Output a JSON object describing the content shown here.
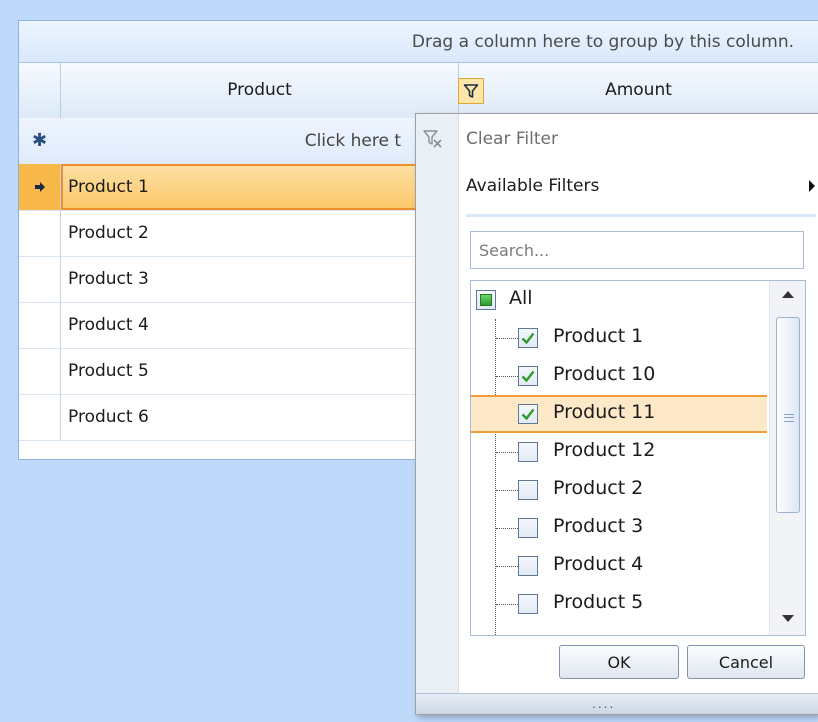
{
  "grid": {
    "group_panel_text": "Drag a column here to group by this column.",
    "columns": [
      "Product",
      "Amount"
    ],
    "new_row_text": "Click here t",
    "rows": [
      "Product 1",
      "Product 2",
      "Product 3",
      "Product 4",
      "Product 5",
      "Product 6"
    ],
    "selected_row": "Product 1"
  },
  "filter_popup": {
    "clear_filter_label": "Clear Filter",
    "available_filters_label": "Available Filters",
    "search_placeholder": "Search...",
    "items": [
      {
        "label": "All",
        "state": "indeterminate"
      },
      {
        "label": "Product 1",
        "state": "checked"
      },
      {
        "label": "Product 10",
        "state": "checked"
      },
      {
        "label": "Product 11",
        "state": "checked",
        "highlighted": true
      },
      {
        "label": "Product 12",
        "state": "unchecked"
      },
      {
        "label": "Product 2",
        "state": "unchecked"
      },
      {
        "label": "Product 3",
        "state": "unchecked"
      },
      {
        "label": "Product 4",
        "state": "unchecked"
      },
      {
        "label": "Product 5",
        "state": "unchecked"
      }
    ],
    "ok_label": "OK",
    "cancel_label": "Cancel",
    "resize_grip": "...."
  },
  "colors": {
    "background": "#bfd9fb",
    "selected_row": "#fcc767",
    "selected_border": "#f08e2b",
    "check_green": "#2e9c2e"
  }
}
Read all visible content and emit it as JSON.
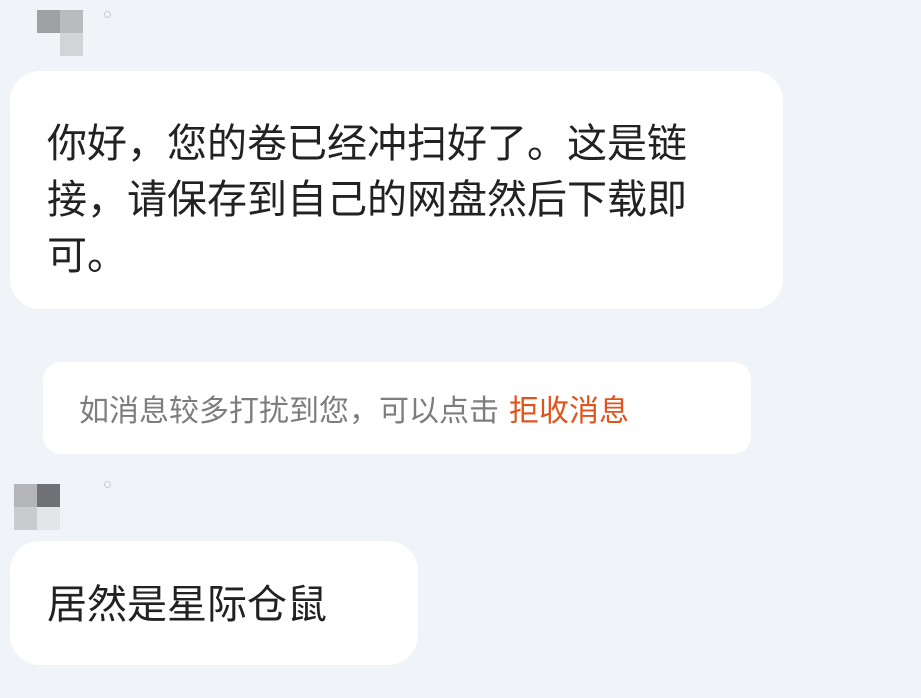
{
  "conversation": {
    "messages": [
      {
        "text": "你好，您的卷已经冲扫好了。这是链接，请保存到自己的网盘然后下载即可。"
      },
      {
        "text": "居然是星际仓鼠"
      }
    ],
    "notice": {
      "text": "如消息较多打扰到您，可以点击",
      "link_label": "拒收消息",
      "link_color": "#e0531b"
    }
  }
}
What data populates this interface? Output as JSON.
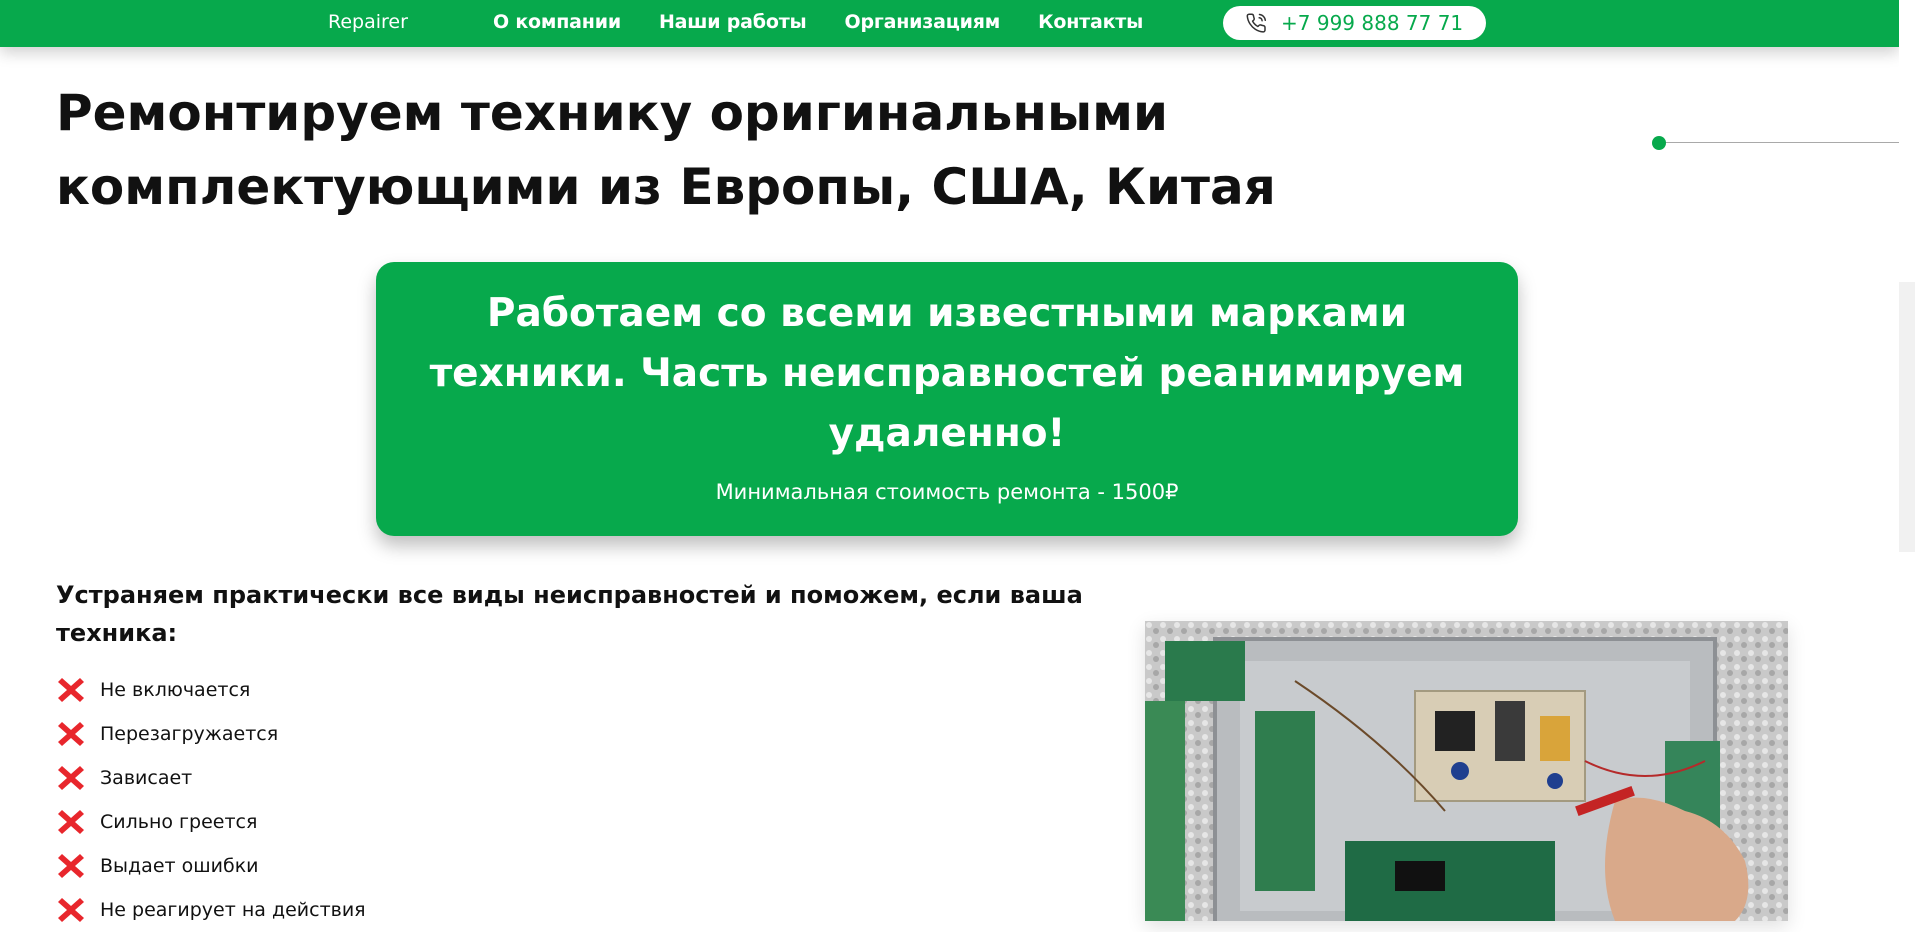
{
  "header": {
    "logo": "Repairer",
    "nav": [
      {
        "label": "О компании"
      },
      {
        "label": "Наши работы"
      },
      {
        "label": "Организациям"
      },
      {
        "label": "Контакты"
      }
    ],
    "phone": "+7 999 888 77 71",
    "phone_icon": "phone-icon"
  },
  "hero": {
    "title": "Ремонтируем технику оригинальными комплектующими из Европы, США, Китая"
  },
  "banner": {
    "title": "Работаем со всеми известными марками техники. Часть неисправностей реанимируем удаленно!",
    "subtitle": "Минимальная стоимость ремонта - 1500₽"
  },
  "faults": {
    "heading": "Устраняем практически все виды неисправностей и поможем, если ваша техника:",
    "icon": "red-x-icon",
    "items": [
      {
        "label": "Не включается"
      },
      {
        "label": "Перезагружается"
      },
      {
        "label": "Зависает"
      },
      {
        "label": "Сильно греется"
      },
      {
        "label": "Выдает ошибки"
      },
      {
        "label": "Не реагирует на действия"
      }
    ]
  },
  "colors": {
    "brand_green": "#07a94c",
    "cross_red": "#e8262c",
    "text": "#111111"
  }
}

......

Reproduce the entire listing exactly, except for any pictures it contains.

Output a JSON object describing the content shown here.
{
  "grid": {
    "group_panel_text": "Drag a column here to group by this column.",
    "columns": [
      "Product",
      "Amount"
    ],
    "new_row_text": "Click here t",
    "rows": [
      "Product 1",
      "Product 2",
      "Product 3",
      "Product 4",
      "Product 5",
      "Product 6"
    ],
    "selected_row": "Product 1"
  },
  "filter_popup": {
    "clear_filter_label": "Clear Filter",
    "available_filters_label": "Available Filters",
    "search_placeholder": "Search...",
    "items": [
      {
        "label": "All",
        "state": "indeterminate"
      },
      {
        "label": "Product 1",
        "state": "checked"
      },
      {
        "label": "Product 10",
        "state": "checked"
      },
      {
        "label": "Product 11",
        "state": "checked",
        "highlighted": true
      },
      {
        "label": "Product 12",
        "state": "unchecked"
      },
      {
        "label": "Product 2",
        "state": "unchecked"
      },
      {
        "label": "Product 3",
        "state": "unchecked"
      },
      {
        "label": "Product 4",
        "state": "unchecked"
      },
      {
        "label": "Product 5",
        "state": "unchecked"
      }
    ],
    "ok_label": "OK",
    "cancel_label": "Cancel",
    "resize_grip": "...."
  },
  "colors": {
    "background": "#bfd9fb",
    "selected_row": "#fcc767",
    "selected_border": "#f08e2b",
    "check_green": "#2e9c2e"
  }
}
Read all visible content and emit it as JSON.
{
  "conversation": {
    "messages": [
      {
        "text": "你好，您的卷已经冲扫好了。这是链接，请保存到自己的网盘然后下载即可。"
      },
      {
        "text": "居然是星际仓鼠"
      }
    ],
    "notice": {
      "text": "如消息较多打扰到您，可以点击",
      "link_label": "拒收消息",
      "link_color": "#e0531b"
    }
  }
}
What data populates this interface? Output as JSON.
{
  "header": {
    "logo": "Repairer",
    "nav": [
      {
        "label": "О компании"
      },
      {
        "label": "Наши работы"
      },
      {
        "label": "Организациям"
      },
      {
        "label": "Контакты"
      }
    ],
    "phone": "+7 999 888 77 71",
    "phone_icon": "phone-icon"
  },
  "hero": {
    "title": "Ремонтируем технику оригинальными комплектующими из Европы, США, Китая"
  },
  "banner": {
    "title": "Работаем со всеми известными марками техники. Часть неисправностей реанимируем удаленно!",
    "subtitle": "Минимальная стоимость ремонта - 1500₽"
  },
  "faults": {
    "heading": "Устраняем практически все виды неисправностей и поможем, если ваша техника:",
    "icon": "red-x-icon",
    "items": [
      {
        "label": "Не включается"
      },
      {
        "label": "Перезагружается"
      },
      {
        "label": "Зависает"
      },
      {
        "label": "Сильно греется"
      },
      {
        "label": "Выдает ошибки"
      },
      {
        "label": "Не реагирует на действия"
      }
    ]
  },
  "colors": {
    "brand_green": "#07a94c",
    "cross_red": "#e8262c",
    "text": "#111111"
  }
}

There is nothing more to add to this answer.